Others might say the New Utrecht "Liberty Pole," with its "Liberty Eagle" on top, almost was "born" before the USA. The first pole was raised by New Utrecht patriots to celebrate the end of the Revolutionary War and the withdrawal of British troops from the 13 colonies, on Nov. 25, 1783, "Evacuation Day."
Saturday, Nov. 22, a free band concert, called "Salute to the Liberty Pole," will celebrate the 225th birthday. The concert, at 7:30 p.m. in the church Parish House, will be given by the InterSchool Orchestra Symphonic Band with Brian P. Worsdale conducting. On Sunday, Rev. Terry Troia, pastor of the historic church, will conduct an all-faith worship service at 11 a.m. Veterans and others who want to share in recalling the nation's earliest history are invited to attend.

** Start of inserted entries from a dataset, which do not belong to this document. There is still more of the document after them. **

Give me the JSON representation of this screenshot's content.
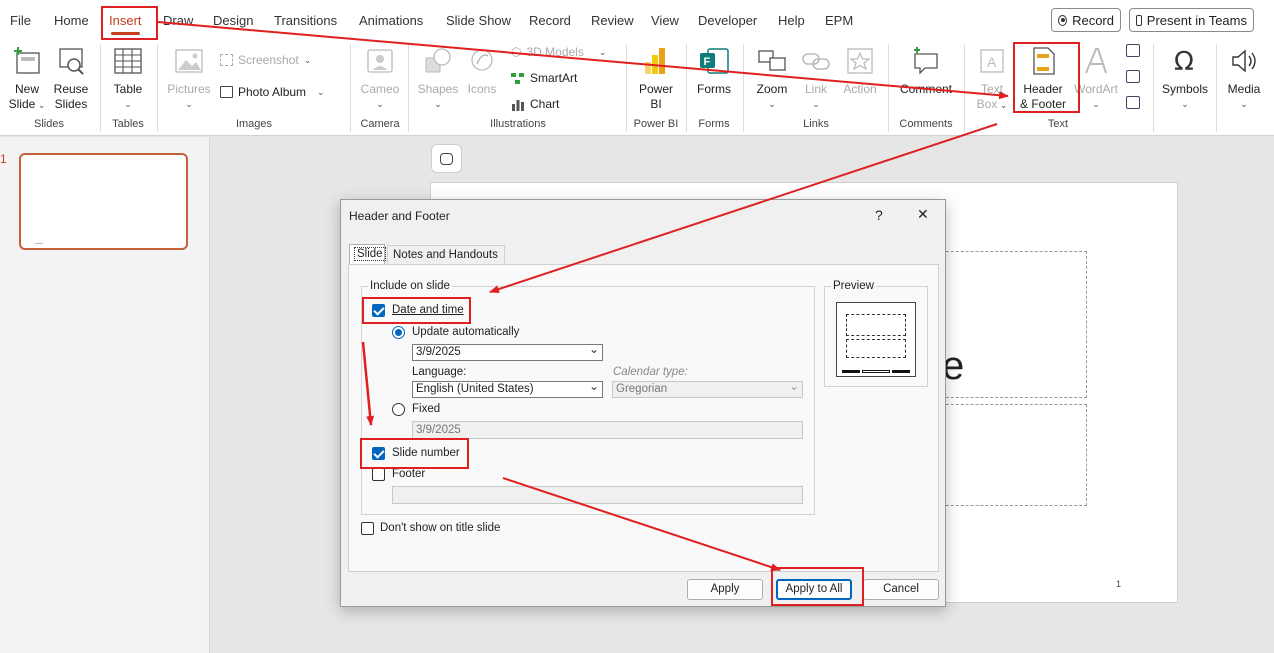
{
  "menu": {
    "tabs": [
      "File",
      "Home",
      "Insert",
      "Draw",
      "Design",
      "Transitions",
      "Animations",
      "Slide Show",
      "Record",
      "Review",
      "View",
      "Developer",
      "Help",
      "EPM"
    ],
    "active_tab": "Insert",
    "record_label": "Record",
    "present_label": "Present in Teams"
  },
  "ribbon": {
    "slides": {
      "new_slide": "New",
      "new_slide2": "Slide",
      "reuse": "Reuse",
      "reuse2": "Slides",
      "group": "Slides"
    },
    "tables": {
      "table": "Table",
      "group": "Tables"
    },
    "images": {
      "pictures": "Pictures",
      "screenshot": "Screenshot",
      "photo_album": "Photo Album",
      "group": "Images"
    },
    "camera": {
      "cameo": "Cameo",
      "group": "Camera"
    },
    "illustrations": {
      "shapes": "Shapes",
      "icons": "Icons",
      "models": "3D Models",
      "smartart": "SmartArt",
      "chart": "Chart",
      "group": "Illustrations"
    },
    "powerbi": {
      "label": "Power",
      "label2": "BI",
      "group": "Power BI"
    },
    "forms": {
      "label": "Forms",
      "group": "Forms"
    },
    "links": {
      "zoom": "Zoom",
      "link": "Link",
      "action": "Action",
      "group": "Links"
    },
    "comments": {
      "comment": "Comment",
      "group": "Comments"
    },
    "text": {
      "textbox": "Text",
      "textbox2": "Box",
      "header": "Header",
      "header2": "& Footer",
      "wordart": "WordArt",
      "group": "Text"
    },
    "symbols": {
      "label": "Symbols"
    },
    "media": {
      "label": "Media"
    }
  },
  "thumbnail": {
    "number": "1"
  },
  "slide": {
    "title_fragment": "e",
    "page_number": "1"
  },
  "dialog": {
    "title": "Header and Footer",
    "help": "?",
    "close": "✕",
    "tab_slide": "Slide",
    "tab_notes": "Notes and Handouts",
    "include_label": "Include on slide",
    "date_time": "Date and time",
    "update_auto": "Update automatically",
    "date_value": "3/9/2025",
    "language_label": "Language:",
    "language_value": "English (United States)",
    "calendar_label": "Calendar type:",
    "calendar_value": "Gregorian",
    "fixed": "Fixed",
    "fixed_value": "3/9/2025",
    "slide_number": "Slide number",
    "footer": "Footer",
    "dont_show": "Don't show on title slide",
    "preview": "Preview",
    "apply": "Apply",
    "apply_all": "Apply to All",
    "cancel": "Cancel"
  },
  "colors": {
    "accent": "#c43e1c",
    "annotation": "#e02020",
    "check": "#0067c0"
  }
}
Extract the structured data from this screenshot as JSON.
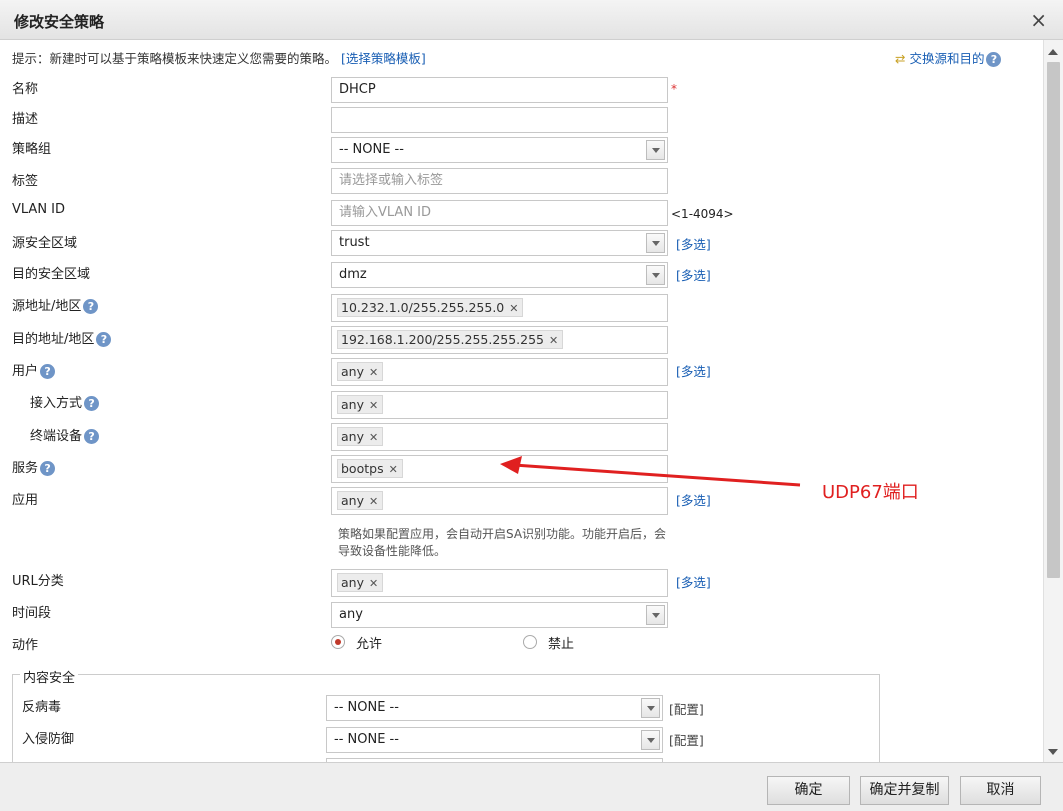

"This is a wonderful time for all of us to come together, to learn more about our country's earliest years of freedom," Robert Buonvino, president of Friends of Historic New Utrecht, said.
"Especially young people, among them school children, find our programs to be highly educational. We have much to be proud of in this land of liberty."
The "Liberty Eagle" on the top of pole is the same one on the first pole raised at the site. This pole is the sixth. The first flag was a "Betsy Ross," with 13 stars and 13 stripes.
Historians note that seven years later, on Tuesday, April 20, 1790, George Washington visited school children at a school house near the flagpole, where the Reformed church building, which dates from 1828, now stands. According to the president's diary, the visit included having supper at an inn opposite the 1654 cemetery that the church maintains to this day at 16th Ave. and 84th St.
This also is the 100th anniversary of the New Utrecht Liberty Pole Association. Records show the association was organized in the parlor of the Van Pelt Manor and incorporated in 1908. The association's president now is Rose Lood, a longtime church leader from Bay Ridge.
The Friends of Historic New Utrecht uses the Liberty Pole for its educational programs when teaching school children about the American flag. The organization is working to put together a collection of large flags representing all the flags the nation has known since 1783. Each is 12 by 18 feet. They are used on special dates and observances during the year, and for school tours.
The New Utrecht Reformed Church, formerly the New Utrecht Dutch Reformed Church, is a member of the Reformed Church in America (RCA). The church was founded in 1677. Its sanctuary building has been closed since December 2003 for a $2 million repair and restoration.
Parking is on the church grounds, at 18th Ave. between 83rd and 84th Streets. Subway and bus lines are nearby. Light refreshments will be served after the concert.
More information about the Saturday concert, the Sunday church service and about membership in the Friends of Historic New Utrecht and the New Utrecht Liberty Pole Association is available at (718) 256-7173 and (718) 234-9268 and at historicnewutrecht.org
PR services donated by bhpr EspeciallyforChurches November 2008